So, when I found out that Kazu Kibuishi created a collection of graphic short stories, I thought I’d give these books a try in my library. I was not disappointed. While the work is not entirely that of Kazu Kibuishi exclusively, it is a really nice collection. It contains short stories from 21 authors, including one story from Kibuishi. I ordered the first three books, and they immediately started circulating. There are eight books in all, and I’ve already been asked by my students to add to our collection. While most of these stories can be understood by younger students, I would recommend them for a tween and older audience.
I really like Sara Varon’s graphic novels. They are emotional, a little melancholy but most of all, really good. Bake Sale is very popular in my library. I have a lot of cooks and bakers at my school, so I think Bake Sale’s appeal extends beyond the very sweet (sorry) story of friendship to the recipes throughout the book.
Cupcake owns a bake shop in New York City. He has a best friend named Eggplant and plays drums in a band with his friends. He loves baking and playing in the marching band. Eggplant tells him that he is going to visit his aunt Aubergine in Turkey. His aunt Aubergine knows Turkish Delight, the famous baker. Turkish Delight is Cupcake’s baking idol. Eggplant invites Cupcake to come along to Turkey so that he can meet Turkish Delight. Cupcake doesn’t have the money for his plane ticket. At Eggplant’s urging, Cupcake quits his band and works lots extra hours creating new recipes and selling his baked goods all over New York City so that he can save up all his money to buy a ticket to Turkey. I love Cupcake’s entrepreneurial spirit. He sells little marzipan dogs and cats outside to sell at St. John the Baptist Cathedral for St. Francis of Assisi Day, dog biscuits for the Westminster Dog Show and heart-shaped peppermint brownies for Valentine’s Day. Finally, Cupcake saves up enough for his ticket to Turkey so that he can meet Turkish Delight. Sadly, Eggplant loses his job and can no go to Turkey.
What happens next? Read and find out how this great story ends. I loved it.
I can’t believe I haven’t read Bone until now. This is an embarrassing thing to admit as a children’s librarian, because Bone may be the most popular set of books in my library. I usually invest my time reading books that I feel won’t circulate unless I “sell” them to my students. This series definitely does NOT need selling. It is a perennial favorite in my library with students from 2nd to 6th grade.

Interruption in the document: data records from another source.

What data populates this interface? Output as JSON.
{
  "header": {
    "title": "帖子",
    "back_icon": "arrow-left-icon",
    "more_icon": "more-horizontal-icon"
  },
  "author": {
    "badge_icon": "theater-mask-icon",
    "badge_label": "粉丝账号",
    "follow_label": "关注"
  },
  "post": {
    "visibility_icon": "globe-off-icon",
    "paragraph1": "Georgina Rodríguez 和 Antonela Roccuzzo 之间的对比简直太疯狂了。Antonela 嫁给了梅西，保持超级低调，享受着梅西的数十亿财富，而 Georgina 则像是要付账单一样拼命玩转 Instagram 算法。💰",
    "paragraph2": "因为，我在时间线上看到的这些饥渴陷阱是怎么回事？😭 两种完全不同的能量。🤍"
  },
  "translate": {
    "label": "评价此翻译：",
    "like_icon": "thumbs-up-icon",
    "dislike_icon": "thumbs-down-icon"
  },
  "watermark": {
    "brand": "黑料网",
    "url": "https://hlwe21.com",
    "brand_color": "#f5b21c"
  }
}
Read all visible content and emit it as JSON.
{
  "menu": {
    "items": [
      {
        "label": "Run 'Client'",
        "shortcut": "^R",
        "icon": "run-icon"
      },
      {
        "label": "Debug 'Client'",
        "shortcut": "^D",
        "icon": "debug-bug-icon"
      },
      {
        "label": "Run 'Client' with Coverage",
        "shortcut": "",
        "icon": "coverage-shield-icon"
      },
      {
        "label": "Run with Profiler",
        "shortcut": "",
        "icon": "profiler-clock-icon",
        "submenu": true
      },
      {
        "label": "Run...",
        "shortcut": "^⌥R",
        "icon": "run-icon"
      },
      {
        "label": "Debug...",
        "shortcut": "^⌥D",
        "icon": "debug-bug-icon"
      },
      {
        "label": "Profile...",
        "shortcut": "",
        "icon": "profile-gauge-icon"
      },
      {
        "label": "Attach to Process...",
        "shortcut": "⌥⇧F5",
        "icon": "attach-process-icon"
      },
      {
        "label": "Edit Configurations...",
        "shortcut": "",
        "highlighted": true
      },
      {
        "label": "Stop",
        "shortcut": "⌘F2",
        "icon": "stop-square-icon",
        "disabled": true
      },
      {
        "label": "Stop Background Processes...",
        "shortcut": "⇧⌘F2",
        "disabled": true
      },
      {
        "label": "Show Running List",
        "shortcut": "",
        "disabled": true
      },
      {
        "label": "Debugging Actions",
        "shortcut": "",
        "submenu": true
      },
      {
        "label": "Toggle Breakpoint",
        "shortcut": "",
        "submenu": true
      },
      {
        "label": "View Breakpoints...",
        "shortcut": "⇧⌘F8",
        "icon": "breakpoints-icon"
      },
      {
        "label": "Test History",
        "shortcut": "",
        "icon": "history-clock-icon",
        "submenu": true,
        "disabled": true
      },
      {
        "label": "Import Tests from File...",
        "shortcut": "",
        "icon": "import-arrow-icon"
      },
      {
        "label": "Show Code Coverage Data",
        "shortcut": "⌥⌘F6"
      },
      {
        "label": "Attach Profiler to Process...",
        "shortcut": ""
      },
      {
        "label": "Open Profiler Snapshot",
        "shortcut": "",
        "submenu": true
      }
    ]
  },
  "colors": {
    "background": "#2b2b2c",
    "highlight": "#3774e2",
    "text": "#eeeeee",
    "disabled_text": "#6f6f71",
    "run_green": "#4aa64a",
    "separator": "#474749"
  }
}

Phoney Bone is the richest Bone in Boneville. Unfortunately, he’s also a swindler who has cheated the townspeople left, right and backwards. When he is run out of town, his two cousins, Fone Bone and Smiley Bone, help save him. Fone Bone is kind, polite and resourceful. Smiley Bone is funny and not the brightest Bone in the bunch. Escaping with only one backpack full of prized possessions but no food or water, the three cousins wander in the desert. Attacked by locusts, they run, only to be split up from one another. Fone ends up crossing a mountain pass and finds himself in a valley, containing terrible rat creatures, a friendly red dragon, a possum family and a nice girl named Thorn and her grandma who take him in. Fone finally finds Phoney Bone, who is a disaster when it comes to manners. Fone Bone and Phoney Bone set out together to find the still missing Smiley Bone.
I love the wit and the dialog in this very funny book. The characters, particularly the “not terribly smart” rat monsters and the wry red dragon with “Seuss-like” fluffy ears are absolutely great. I can definitely see why these books are so popular and why any elementary school library needs a set of these books. I think any child, second grade and up would enjoy the series, but that the students will understand more of the author’s wit if they are in fourth grade or older.
There are eleven books in the original Bone series, counting the prequel, Rose, and Tall tales. The author also wrote another series called Quest for Spark. Don’t miss them!